(Items listed in a dataset)
* * *

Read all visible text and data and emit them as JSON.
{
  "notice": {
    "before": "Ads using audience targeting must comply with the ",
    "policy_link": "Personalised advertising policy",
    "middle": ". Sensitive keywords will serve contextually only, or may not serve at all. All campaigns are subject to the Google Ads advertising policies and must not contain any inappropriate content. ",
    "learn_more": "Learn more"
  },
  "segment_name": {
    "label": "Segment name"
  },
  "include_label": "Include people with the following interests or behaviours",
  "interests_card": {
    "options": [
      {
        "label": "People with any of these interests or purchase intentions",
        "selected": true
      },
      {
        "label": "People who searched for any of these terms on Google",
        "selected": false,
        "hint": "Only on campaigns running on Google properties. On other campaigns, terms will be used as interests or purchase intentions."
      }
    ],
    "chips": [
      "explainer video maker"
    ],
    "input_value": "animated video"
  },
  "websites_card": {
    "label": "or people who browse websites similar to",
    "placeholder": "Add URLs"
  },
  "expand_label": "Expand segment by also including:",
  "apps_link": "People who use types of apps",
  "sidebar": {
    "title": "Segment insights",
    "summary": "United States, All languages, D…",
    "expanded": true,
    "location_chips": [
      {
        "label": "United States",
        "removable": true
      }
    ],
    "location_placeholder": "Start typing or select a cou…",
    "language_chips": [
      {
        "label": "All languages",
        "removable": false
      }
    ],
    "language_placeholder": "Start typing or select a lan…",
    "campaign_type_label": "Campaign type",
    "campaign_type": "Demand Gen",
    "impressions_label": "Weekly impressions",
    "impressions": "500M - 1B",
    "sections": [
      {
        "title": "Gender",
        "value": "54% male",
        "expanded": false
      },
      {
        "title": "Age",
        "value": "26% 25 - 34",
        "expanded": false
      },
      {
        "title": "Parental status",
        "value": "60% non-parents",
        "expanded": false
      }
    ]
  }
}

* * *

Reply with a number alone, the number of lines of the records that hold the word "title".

4